Relationship in Hills Like White Elephants
Ernest Hemingway’s story “Hills Like White Elephants” sheds light on the vulnerability and emotional void within a relationship threatened by the impending arrival of an unborn child. The narrative portrays a couple deeply involved in a romantic relationship that is undeniably strained.
Evidence of this tension surfaces at the beginning of the story as the couple anxiously waits for a train, struggling to engage in meaningful conversation. In an attempt to ease the discomfort, the woman remarks on the distant hills: “They look like white elephants,” she said. “I’ve never seen one,” the man replied, sipping his beer. “No, you wouldn’t have.” “I might have,” the man countered. “Just because you say I wouldn’t have doesn’t prove anything.”
How it works
This initial exchange at the story’s outset reveals a relationship in crisis, one that could potentially lead to its demise.
What is only gradually revealed, however, is the immediate cause of that crisis. The woman is pregnant. It is not revealed that the topic of conversation is the couple’s decision to abort the pregnancy, but it’s not difficult to figure out. In the following exchange, it becomes obvious that the man is more enthusiastic about his girlfriend getting a surgical procedure, and it’s also clear that the result of this operation will presumably repair what is damaged in their relationship: ‘It’s really an awfully simple operation, Jig,’ the man said. ‘It’s not really an operation at all.’The girl looked at the ground the table legs rested on. ‘I know you wouldn’t mind it, Jig. It’s really not anything. It’s just to let the air in.’The girl did not say anything. ‘I’ll go with you and I’ll stay with you all the time. They just let the air in and then it’s all perfectly natural.’Then what will we do afterwards?’ ‘We’ll be fine afterwards. Just like we were before.’What makes you think so?’ ‘That’s the only thing that bothers us. It’s the only thing that’s made us unhappy.’ That the man is the principal advocate of the abortion-as-resolution-of-problem position is repeatedly emphasized, as in the following continuation of this exchange: ‘Well,’ the man said, ‘if you don’t want to you don’t have to. I wouldn’t have you do it if you didn’t want to. But I know it’s perfectly simple.’ ‘And you really want to?’ ‘I think it’s the best thing to do. But I don’t want you to do it if you don’t really want to.’ Hemingway’s couple pretends to be conflicted regarding the effects a child will have on an otherwise loving, mutually-supportive relationship, but the reality appears far different.

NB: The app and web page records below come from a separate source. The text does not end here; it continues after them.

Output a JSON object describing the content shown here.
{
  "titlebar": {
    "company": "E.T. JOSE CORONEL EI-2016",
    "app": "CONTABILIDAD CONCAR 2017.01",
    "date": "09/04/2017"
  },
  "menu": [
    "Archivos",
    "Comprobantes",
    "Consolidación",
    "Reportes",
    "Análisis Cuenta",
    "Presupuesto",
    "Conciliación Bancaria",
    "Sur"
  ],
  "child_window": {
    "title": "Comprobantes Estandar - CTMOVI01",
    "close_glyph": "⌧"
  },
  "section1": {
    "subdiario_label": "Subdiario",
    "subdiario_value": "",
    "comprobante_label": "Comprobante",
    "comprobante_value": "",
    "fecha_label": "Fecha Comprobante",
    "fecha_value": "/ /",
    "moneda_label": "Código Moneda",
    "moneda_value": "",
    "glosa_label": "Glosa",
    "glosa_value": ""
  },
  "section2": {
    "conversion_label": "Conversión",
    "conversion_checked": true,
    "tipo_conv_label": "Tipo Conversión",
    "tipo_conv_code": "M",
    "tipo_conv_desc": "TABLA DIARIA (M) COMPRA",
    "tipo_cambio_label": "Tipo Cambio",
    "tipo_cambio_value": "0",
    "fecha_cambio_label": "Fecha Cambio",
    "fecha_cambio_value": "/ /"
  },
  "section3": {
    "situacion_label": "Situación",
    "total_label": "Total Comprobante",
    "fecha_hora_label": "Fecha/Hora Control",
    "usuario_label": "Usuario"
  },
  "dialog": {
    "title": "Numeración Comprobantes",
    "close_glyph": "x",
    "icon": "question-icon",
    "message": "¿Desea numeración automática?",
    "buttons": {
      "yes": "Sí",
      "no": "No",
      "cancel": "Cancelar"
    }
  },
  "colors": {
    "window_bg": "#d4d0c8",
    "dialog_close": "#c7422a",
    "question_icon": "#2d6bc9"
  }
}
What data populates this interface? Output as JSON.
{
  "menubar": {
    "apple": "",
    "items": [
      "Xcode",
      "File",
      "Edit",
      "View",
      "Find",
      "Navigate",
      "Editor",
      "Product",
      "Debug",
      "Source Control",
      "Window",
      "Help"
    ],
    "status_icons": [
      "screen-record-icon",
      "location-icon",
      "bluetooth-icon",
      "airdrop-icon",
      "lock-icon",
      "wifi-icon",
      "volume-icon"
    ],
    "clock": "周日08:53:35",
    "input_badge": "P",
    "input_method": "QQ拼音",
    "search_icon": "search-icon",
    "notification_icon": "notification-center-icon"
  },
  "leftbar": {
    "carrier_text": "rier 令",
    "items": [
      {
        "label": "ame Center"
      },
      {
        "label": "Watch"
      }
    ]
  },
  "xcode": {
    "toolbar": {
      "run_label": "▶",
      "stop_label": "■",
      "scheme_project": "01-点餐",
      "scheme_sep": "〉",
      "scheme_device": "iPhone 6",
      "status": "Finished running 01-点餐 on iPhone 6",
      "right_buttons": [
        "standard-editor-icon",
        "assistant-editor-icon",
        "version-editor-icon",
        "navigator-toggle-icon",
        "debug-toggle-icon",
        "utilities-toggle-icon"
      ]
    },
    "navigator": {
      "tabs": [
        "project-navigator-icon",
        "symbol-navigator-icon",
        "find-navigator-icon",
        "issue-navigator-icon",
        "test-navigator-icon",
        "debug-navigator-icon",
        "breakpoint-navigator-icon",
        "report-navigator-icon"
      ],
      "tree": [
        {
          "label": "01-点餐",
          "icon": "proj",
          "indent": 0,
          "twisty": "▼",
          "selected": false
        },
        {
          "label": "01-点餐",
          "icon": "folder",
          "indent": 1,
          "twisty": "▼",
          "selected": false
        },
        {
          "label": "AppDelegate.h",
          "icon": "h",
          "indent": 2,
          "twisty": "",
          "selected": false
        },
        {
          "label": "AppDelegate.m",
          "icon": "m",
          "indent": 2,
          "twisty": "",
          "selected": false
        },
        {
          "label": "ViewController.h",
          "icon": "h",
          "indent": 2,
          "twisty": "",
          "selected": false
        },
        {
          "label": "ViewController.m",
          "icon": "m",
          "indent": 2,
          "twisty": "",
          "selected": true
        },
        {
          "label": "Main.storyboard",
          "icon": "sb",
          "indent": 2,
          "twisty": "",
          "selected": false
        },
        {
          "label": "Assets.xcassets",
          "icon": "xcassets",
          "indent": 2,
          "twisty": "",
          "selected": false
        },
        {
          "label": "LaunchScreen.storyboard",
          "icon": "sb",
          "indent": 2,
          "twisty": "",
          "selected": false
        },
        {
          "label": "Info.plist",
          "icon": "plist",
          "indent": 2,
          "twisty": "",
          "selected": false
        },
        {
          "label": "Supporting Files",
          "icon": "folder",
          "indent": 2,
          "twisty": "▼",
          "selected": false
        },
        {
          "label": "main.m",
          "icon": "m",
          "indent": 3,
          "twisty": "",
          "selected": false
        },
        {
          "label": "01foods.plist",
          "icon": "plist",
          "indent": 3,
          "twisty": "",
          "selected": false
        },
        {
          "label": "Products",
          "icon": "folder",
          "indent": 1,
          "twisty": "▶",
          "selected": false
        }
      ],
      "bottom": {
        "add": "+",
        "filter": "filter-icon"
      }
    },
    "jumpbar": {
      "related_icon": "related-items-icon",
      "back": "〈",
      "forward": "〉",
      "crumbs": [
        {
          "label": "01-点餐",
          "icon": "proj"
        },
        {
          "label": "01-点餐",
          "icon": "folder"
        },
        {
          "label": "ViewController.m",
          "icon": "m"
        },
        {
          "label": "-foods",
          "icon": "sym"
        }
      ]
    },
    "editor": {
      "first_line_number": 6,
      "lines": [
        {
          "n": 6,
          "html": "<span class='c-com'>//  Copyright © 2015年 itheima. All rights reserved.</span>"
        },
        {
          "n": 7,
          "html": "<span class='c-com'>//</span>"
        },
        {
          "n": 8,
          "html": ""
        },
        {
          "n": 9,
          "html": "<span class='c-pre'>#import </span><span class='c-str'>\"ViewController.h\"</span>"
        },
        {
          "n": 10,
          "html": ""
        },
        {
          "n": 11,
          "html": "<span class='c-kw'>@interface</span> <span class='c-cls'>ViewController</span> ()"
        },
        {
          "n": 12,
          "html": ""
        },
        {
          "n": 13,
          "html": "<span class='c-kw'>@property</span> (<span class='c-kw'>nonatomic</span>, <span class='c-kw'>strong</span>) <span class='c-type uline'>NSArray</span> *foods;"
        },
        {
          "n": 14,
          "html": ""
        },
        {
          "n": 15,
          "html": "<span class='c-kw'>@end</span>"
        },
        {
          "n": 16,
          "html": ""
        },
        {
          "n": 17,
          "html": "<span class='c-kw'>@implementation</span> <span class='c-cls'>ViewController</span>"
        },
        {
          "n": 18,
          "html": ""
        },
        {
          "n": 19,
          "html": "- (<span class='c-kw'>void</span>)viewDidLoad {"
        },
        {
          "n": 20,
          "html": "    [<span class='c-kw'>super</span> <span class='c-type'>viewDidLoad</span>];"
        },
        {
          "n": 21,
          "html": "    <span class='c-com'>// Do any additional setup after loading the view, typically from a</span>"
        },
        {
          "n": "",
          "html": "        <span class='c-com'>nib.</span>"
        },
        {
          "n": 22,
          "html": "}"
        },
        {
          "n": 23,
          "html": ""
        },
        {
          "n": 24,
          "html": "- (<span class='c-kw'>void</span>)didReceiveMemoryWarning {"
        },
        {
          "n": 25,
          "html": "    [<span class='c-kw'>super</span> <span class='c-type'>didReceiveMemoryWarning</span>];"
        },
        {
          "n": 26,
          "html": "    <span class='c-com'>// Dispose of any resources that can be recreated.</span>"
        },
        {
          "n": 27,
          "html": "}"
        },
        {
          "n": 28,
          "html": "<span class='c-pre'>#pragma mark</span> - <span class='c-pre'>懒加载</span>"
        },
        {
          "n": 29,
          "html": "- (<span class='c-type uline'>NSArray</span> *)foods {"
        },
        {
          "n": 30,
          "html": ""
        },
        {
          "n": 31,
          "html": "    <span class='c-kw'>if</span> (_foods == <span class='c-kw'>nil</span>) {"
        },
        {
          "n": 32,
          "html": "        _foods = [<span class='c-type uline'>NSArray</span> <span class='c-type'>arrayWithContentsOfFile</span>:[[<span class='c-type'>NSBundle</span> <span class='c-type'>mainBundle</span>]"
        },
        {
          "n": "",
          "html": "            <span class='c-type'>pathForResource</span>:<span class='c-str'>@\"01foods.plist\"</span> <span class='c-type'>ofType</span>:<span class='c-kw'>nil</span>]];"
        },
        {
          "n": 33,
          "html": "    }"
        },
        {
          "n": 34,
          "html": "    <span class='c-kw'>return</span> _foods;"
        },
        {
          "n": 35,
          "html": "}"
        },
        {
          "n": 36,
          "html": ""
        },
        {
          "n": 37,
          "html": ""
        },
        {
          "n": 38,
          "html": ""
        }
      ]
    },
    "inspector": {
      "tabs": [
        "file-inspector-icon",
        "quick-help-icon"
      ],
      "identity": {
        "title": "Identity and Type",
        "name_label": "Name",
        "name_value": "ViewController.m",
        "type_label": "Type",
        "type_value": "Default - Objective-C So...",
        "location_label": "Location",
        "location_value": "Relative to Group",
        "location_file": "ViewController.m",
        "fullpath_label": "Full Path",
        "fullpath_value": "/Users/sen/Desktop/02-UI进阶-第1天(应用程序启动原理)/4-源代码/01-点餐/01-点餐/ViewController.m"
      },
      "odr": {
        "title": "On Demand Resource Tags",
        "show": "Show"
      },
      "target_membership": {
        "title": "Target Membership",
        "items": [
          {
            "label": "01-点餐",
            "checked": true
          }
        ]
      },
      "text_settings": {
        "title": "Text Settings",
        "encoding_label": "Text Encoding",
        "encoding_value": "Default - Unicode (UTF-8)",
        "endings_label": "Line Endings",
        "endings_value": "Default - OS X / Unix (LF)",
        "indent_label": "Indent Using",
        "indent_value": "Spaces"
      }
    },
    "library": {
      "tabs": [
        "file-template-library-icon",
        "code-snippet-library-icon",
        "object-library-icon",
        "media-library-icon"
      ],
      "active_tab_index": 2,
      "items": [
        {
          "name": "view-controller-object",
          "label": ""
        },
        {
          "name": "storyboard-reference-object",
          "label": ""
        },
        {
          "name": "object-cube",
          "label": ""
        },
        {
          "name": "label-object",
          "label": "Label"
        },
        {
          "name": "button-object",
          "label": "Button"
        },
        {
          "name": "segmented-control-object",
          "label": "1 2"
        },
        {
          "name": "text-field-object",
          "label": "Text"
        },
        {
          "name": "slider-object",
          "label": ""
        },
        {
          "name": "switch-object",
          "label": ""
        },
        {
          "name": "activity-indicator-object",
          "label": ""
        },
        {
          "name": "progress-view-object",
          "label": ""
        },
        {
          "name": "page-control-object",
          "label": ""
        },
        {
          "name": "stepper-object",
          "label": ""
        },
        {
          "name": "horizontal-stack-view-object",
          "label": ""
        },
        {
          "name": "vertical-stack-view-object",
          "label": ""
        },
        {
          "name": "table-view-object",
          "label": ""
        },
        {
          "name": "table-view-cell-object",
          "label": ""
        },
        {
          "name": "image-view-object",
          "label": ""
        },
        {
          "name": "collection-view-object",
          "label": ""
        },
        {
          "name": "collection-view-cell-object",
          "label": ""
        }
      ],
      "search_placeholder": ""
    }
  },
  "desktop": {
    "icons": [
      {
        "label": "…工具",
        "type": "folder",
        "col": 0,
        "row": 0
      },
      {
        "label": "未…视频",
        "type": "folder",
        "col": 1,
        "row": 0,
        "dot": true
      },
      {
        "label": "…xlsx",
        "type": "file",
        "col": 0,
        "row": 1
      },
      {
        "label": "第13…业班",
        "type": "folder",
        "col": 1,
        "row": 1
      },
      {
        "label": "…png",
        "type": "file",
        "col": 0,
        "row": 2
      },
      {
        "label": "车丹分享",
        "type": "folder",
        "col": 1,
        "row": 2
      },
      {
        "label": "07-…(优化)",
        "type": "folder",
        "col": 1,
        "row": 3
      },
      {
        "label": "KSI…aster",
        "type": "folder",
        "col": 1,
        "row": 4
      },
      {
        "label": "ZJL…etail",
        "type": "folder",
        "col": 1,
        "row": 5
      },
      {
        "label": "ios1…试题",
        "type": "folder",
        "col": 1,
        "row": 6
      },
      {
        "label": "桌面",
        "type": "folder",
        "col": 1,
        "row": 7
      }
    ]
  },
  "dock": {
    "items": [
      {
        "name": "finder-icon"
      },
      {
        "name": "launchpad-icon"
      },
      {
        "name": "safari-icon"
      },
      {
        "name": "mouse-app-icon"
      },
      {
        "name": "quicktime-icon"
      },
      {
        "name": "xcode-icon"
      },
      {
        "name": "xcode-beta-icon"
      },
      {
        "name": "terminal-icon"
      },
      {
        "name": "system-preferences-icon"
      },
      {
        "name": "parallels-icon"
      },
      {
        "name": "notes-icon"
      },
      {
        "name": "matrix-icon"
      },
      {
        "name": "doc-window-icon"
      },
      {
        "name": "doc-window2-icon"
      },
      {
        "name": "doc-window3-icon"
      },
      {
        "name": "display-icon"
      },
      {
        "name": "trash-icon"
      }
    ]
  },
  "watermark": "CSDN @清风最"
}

The strained tones and the pretensions to an idyllic existence that once existed create an ominous tone. The discussion about whether to go through with the abortion reveals underlying fissures in their relationship that they refuse to openly acknowledge. The “unwanted” pregnancy is only the immediate or near-term cause of tensions between the man and woman; the longer-term, underlying cause – the ‘elephant in the room’ if one wants to be quaint – is the fact of a relationship seemingly built on superficial attractions that conceals the absence of a deeper emotional commitment. This couple fears that a child will ruin their relationship because they will no longer be free to live the carefree existence they have ostensibly enjoyed to date. In an exchange toward the end of the story, the woman seeks solace in the liberating consequence of the abortion only to have the man dampen those expectations despite his advocacy of her having the abortion. The man has employed a passive-aggressive approach to urging the woman, Jig, to go through with the procedure, subtly moving the action in his desired direction while attempting to place the burden of the decision on her. This is not a healthy relationship irrespective of the issue of the woman’s pregnancy, and a thesis statement on Hemingway’s story should advance that proposition.”